• PROBLEM STATEMENT: Report the number of lines in the data where the word "Rivers" appears, and add no other text.

(Stored records)
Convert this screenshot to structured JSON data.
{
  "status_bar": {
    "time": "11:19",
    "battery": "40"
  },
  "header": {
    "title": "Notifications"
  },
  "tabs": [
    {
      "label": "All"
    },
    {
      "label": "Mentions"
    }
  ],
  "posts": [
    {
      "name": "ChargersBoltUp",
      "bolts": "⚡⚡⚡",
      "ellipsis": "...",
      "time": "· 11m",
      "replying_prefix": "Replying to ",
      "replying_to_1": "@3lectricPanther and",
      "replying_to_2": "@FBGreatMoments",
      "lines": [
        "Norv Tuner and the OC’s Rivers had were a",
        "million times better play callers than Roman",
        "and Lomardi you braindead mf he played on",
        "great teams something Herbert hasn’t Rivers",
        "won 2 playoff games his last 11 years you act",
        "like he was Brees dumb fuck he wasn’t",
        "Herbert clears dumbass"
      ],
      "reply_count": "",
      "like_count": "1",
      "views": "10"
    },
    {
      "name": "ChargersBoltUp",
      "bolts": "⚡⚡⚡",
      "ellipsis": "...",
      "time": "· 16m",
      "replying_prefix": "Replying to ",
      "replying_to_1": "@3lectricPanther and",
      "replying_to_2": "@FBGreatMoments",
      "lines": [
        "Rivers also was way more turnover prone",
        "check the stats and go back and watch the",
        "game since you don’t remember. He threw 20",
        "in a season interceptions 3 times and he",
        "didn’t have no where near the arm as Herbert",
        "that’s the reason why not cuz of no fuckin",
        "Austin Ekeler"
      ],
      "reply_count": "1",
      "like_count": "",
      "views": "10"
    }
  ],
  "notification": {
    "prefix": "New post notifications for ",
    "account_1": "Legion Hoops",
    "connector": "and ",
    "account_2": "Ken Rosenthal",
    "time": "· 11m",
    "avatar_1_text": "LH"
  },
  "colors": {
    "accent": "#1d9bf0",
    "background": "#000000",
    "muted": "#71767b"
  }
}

• RESPONSE AREA: 3